One of the one percent in 13 million.
[Text and photo by Mayank Austen Soofi]
It looks like a mandir. Her tiny food stall is decked with sacred portraits of her beloved “devi-devta”—Durga ji, Lakshmi ji, Ganesh ji, Kali Maa, and Bhagwan Vishnu. The wall also has garlanded portraits of two men.
“The photo beside the clock is of my sasur… he started this stall a long time ago,” Bimlesh says, preparing a plate of chhole kulche for a patient patron. The much larger portrait is recent. “My husband,” she says, fleetingly turning her face towards the frame. The portrait bears the husband’s name, which is appended with respectful ‘ji.’
Ramesh Kumar passed away in August three years ago. “He had (heart) attack.”
Until that fateful event, Bimlesh would rarely come to the stall, a 60-year-old landmark in Old Delhi’s Galli Choori Walan. Even so, she would work daily for the husband’s stall, but at home in nearby Sitaram Bazar. She would get up every morning at 6.30 to prepare a fresh stock of chhole and chutneys (the kulche would be sourced from a bakery). This was also her routine before her marriage when she would similarly assist her father, who too managed such a stall. By 10, Bimlesh’s husband would leave the house with all the workday paraphernalia. He would return twelve hours later.

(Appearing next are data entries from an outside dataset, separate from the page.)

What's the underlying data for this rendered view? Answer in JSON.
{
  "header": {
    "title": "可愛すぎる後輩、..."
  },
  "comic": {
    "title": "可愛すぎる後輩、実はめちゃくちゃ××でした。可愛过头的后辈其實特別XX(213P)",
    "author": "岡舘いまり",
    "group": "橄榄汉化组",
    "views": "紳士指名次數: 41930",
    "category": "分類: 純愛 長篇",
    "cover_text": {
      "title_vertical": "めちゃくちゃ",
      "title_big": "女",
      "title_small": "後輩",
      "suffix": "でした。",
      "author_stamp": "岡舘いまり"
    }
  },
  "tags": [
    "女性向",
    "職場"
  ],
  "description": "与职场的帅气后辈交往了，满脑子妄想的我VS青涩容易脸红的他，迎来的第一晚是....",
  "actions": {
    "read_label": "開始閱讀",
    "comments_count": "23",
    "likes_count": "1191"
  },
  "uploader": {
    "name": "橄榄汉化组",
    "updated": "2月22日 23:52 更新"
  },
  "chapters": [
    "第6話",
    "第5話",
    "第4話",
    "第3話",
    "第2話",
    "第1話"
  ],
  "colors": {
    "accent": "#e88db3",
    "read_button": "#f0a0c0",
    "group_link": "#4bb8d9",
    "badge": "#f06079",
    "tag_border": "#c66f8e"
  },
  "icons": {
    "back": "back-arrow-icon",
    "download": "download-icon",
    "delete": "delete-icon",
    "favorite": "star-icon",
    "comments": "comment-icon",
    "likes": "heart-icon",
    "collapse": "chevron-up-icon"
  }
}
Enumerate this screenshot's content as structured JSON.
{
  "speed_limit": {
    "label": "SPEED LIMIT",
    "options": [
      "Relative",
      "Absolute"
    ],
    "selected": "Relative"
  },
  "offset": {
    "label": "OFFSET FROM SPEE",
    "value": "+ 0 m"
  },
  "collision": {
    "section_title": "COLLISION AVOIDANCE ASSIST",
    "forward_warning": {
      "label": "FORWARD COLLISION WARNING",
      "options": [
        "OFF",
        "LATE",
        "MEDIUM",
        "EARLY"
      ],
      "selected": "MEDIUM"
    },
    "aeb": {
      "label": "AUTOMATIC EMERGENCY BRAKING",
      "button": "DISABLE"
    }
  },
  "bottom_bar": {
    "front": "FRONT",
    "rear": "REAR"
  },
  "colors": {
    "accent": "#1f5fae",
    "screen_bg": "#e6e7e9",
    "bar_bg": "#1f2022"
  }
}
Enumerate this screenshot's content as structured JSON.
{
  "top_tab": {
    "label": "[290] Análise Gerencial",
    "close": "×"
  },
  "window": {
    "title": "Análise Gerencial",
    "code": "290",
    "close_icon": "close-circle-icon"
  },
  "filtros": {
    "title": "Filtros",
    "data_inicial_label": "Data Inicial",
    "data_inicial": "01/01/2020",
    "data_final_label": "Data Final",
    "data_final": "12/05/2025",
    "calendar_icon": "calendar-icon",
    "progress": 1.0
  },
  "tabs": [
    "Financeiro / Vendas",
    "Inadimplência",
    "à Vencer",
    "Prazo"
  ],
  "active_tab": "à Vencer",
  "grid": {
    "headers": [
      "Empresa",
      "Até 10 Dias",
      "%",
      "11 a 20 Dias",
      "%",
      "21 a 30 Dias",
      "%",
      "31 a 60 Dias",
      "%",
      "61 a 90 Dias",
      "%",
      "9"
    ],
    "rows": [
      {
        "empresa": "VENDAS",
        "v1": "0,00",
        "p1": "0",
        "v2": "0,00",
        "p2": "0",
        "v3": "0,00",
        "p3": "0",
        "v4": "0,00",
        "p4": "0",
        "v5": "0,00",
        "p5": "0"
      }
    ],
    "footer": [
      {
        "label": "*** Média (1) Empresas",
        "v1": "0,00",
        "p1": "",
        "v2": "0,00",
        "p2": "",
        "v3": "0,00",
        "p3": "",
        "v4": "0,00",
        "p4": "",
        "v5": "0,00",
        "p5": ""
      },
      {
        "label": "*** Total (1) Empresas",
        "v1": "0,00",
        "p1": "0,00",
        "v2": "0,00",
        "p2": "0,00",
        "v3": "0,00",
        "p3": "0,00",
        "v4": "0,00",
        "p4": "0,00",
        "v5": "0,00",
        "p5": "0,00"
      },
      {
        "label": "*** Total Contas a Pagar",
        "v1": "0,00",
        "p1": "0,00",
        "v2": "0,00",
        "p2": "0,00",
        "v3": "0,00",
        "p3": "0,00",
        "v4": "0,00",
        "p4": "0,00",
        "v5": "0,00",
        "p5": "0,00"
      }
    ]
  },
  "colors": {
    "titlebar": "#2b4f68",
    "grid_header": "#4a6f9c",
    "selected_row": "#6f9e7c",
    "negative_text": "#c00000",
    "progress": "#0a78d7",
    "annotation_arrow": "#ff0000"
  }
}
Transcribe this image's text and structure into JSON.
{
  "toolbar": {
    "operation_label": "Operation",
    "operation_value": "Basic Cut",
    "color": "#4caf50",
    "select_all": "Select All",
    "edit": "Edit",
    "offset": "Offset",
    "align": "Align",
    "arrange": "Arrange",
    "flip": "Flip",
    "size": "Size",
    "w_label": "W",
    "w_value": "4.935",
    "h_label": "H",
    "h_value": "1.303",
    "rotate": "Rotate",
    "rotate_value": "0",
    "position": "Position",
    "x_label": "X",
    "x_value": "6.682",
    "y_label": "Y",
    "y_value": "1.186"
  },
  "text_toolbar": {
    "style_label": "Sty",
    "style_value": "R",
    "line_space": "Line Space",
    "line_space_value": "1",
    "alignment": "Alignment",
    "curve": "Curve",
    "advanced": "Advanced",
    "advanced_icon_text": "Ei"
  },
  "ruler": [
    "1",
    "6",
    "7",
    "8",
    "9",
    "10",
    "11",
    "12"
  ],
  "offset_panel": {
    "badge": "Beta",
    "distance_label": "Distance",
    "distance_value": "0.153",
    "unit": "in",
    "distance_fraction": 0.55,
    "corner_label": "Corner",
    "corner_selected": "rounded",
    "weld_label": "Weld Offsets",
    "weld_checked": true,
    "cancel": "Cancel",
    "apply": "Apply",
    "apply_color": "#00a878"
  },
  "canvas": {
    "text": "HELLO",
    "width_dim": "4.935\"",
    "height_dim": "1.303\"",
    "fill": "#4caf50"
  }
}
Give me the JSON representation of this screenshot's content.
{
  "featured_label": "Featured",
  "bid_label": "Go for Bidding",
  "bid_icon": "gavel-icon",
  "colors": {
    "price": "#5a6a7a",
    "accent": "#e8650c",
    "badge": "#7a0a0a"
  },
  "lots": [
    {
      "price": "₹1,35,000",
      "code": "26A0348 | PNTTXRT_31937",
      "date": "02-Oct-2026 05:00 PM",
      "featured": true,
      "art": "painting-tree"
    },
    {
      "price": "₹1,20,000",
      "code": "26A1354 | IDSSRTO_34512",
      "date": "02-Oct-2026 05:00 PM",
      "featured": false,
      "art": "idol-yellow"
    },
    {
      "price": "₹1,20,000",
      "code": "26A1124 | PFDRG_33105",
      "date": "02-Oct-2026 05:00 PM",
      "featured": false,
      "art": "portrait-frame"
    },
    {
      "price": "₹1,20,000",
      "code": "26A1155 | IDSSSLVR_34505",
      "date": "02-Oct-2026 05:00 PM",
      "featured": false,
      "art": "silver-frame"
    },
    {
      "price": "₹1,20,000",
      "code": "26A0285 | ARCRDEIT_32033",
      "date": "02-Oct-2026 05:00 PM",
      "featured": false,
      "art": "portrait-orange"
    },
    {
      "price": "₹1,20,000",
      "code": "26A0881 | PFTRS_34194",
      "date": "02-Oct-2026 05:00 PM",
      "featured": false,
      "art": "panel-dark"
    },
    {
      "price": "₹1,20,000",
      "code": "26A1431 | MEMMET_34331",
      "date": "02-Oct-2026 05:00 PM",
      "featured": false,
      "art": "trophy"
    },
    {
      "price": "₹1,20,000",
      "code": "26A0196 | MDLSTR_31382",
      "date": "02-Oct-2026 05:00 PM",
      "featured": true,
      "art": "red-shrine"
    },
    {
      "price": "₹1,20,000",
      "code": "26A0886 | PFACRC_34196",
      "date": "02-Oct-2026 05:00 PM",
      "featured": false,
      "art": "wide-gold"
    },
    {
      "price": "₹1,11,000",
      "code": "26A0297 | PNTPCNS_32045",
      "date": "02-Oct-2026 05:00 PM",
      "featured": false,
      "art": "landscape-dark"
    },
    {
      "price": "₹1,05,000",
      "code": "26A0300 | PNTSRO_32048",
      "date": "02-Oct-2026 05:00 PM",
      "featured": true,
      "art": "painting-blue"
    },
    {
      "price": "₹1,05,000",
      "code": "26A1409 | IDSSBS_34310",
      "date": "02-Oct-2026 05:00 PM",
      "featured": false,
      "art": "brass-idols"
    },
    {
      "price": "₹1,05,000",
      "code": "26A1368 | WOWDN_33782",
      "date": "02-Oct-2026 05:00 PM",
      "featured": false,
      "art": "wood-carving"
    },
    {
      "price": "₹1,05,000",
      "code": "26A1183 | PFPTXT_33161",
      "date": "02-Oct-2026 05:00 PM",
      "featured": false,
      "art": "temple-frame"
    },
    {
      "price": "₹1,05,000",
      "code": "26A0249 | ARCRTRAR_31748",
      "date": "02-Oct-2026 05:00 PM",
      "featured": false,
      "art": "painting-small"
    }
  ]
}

In the present phase of her life in which she manages the stall on her own, Bimlesh is still obliged to get up at the same hour to prepare the dishes. Though now she has a helping hand, courtesy her youngest daughter, who works in a Karol Bagh shop. (Her other two daughters are married and live in their own homes.) She recalls the life-altering events of three years ago. Bimlesh had made certain, she says, that the stall reopened the third day after her husband’s passing “because that was the right thing.” Her nephew managed the eatery for the first month while she and her daughters dealt with the initial shock and grief.
As the afternoon lapses into evening, Bimlesh gets busier. Her hands are moving with an effortless efficiency about the tiny bowls of chutneys and masalas. The chhole is stored in a giant cauldron. “We never gave any name to our shop,” she says, “it is simply known as chhole kulche ki dukan.”
During a brief gap of idle moments, she reverently gazes towards the “devi-devta” on her walls. “No shikayat (complaint). It is destiny. I’m thankful I’m able to earn.”
Two women stop for chhole kulche.
[This is the 567th portrait of Mission Delhi project]